Every now and then, I eat in a restaurant where I have an absolutely perfect meal. Recently, it was at Lyle’s where James Lowe cooks beautiful dishes that are light, elegant and totally exquisite. A year or so ago, I finally ate at Faviken and Nilsson’s food was just as light and elegant and possibly even more pure than Lowe’s. In between, I went to Blue Hill at Stone Barns where I have been wanting to go for years but never got round to it until, that is, my new wonderful agent, Nicole, took me there to celebrate my joining her agency. Our meal there was also memorable, for the setting, the company and of course the food which was delightful, starting with this lovely arrangement of freshly picked radishes, each individually spiked onto a long wooden log. They were served alongside the crunchiest and most delicious ice lettuce (or ficoïde glaciale) which I was tasting for the first time, tiny baby carrots with their tender stalks and leaves on, asparagus, greens spiked into edible earth, a delightful drink and various delicate sauces to dip this incredibly fresh bounty into. Below, you can see some of the selection arranged on my plate — the dark blob is beetroot jerky — and I have to say vegetables never tasted so good, nor looked so pretty!
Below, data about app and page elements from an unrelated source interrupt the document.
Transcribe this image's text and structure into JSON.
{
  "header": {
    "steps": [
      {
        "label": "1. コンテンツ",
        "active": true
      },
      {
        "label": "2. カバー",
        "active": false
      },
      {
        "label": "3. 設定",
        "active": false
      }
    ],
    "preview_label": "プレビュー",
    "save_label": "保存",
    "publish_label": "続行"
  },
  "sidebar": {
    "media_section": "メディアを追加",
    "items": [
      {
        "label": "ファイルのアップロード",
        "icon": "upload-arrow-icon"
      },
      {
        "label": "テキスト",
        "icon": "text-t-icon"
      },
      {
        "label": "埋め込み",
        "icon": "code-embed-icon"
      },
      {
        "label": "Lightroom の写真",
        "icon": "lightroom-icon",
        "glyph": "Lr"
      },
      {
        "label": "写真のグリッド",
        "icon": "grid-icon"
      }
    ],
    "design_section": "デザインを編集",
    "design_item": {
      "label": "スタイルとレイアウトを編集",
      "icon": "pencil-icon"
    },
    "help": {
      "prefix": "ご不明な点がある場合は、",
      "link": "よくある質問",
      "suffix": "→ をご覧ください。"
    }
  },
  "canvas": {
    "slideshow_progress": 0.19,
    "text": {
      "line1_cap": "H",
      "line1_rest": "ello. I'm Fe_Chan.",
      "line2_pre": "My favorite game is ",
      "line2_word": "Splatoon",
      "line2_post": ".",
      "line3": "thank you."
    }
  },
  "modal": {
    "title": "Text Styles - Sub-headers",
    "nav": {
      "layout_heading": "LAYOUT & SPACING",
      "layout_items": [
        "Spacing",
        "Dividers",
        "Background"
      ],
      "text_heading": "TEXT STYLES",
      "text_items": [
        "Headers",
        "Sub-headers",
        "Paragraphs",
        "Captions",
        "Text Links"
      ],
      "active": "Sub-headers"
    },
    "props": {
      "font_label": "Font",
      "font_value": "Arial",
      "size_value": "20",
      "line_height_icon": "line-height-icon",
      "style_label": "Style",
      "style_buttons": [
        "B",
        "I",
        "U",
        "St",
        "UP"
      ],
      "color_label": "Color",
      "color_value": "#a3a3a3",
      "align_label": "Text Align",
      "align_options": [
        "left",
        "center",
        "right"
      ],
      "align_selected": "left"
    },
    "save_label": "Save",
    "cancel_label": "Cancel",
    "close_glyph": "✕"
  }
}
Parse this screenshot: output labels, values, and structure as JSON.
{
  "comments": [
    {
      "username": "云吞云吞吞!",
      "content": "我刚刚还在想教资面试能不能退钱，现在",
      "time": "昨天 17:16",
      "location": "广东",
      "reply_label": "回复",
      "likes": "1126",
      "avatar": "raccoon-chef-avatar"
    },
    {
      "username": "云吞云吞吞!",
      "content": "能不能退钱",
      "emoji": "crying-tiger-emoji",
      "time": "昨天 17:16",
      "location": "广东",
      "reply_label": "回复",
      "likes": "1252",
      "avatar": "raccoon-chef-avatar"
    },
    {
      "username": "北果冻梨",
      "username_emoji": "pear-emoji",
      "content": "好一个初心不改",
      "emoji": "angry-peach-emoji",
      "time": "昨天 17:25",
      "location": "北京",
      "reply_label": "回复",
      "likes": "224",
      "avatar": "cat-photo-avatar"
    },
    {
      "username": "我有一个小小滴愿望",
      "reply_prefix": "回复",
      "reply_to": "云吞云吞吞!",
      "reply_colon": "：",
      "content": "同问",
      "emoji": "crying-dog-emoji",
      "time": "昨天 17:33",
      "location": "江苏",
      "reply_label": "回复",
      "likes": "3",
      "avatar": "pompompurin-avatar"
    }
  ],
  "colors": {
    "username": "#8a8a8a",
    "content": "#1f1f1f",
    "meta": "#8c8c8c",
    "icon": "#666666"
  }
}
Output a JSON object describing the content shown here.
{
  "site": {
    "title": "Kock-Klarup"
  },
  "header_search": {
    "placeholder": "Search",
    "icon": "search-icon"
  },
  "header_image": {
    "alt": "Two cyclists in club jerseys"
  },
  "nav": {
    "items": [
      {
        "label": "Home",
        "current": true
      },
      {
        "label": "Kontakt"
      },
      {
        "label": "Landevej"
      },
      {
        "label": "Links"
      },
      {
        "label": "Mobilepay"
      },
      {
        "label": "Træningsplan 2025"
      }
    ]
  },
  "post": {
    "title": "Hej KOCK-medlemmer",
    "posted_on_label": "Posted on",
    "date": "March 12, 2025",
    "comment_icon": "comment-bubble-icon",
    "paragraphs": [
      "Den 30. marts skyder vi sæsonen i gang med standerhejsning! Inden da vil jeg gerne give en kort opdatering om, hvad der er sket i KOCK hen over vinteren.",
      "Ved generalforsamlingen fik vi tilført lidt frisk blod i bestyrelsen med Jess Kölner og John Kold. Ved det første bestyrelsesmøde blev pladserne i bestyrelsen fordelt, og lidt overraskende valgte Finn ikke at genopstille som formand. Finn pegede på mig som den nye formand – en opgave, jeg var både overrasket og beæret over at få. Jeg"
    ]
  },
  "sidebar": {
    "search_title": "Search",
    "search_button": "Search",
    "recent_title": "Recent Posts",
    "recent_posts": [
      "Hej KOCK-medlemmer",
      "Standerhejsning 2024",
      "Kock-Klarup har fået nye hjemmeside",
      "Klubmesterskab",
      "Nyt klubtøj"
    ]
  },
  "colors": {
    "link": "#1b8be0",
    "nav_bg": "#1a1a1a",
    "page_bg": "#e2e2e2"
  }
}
I will always regret it. The year must have been 2002, perhaps even earlier. I had rented a flat in Barcelona to test recipes for my offal book and was there for 3 weeks. During that time, I could have easily gone to El Bulli whenever I wanted. I had a well-connected friend who would have organised it for me — in fact he had organised an amazing offal dinner at Can Fabes and an exquisite lunch at Ca L’Isidre where the owner gave me their recipe for tripe. But El Bulli was far and I was not so taken by molecular cuisine after a disappointing meal at the Fat Duck. So, I didn’t even try to get a booking. Then it became incredibly difficult to get in and now it is closed. Since then, I decided never to miss eating at a restaurant I was interested in even if it means travelling. Last year I went to Noma and I am just back from Faviken where I had the most amazing dinner followed by a terrific breakfast in the most serene if slightly ascetic atmosphere.
My first impression as I flew to Stockholm was both good and bad. Good because despite the plane being packed with children, it was a surprisingly restful flight with hardly any noise and lovely service — I should have added beautiful manners to the title of this post; every Swede I met on this trip was delightful except, that is, for the gruff sandwich tart lady (you will find her later in the post). They are really the most charming people in Europe! The bad impression which thankfully was fleeting was due to my vision of all Swedes as tall, blond and beautiful and there weren’t many on the plane. But this changed as soon as I landed. Wherever I went, I had to stop myself staring at gorgeous men and women. Fortunately, I was able to stare at the beautiful young man in the picture above taken at Saluplats Husman in the fabulous Hötorgshallen as he served us the most delicious meatballs and a wallenbarger (a very soft large meatball made with veal, eggs and cream).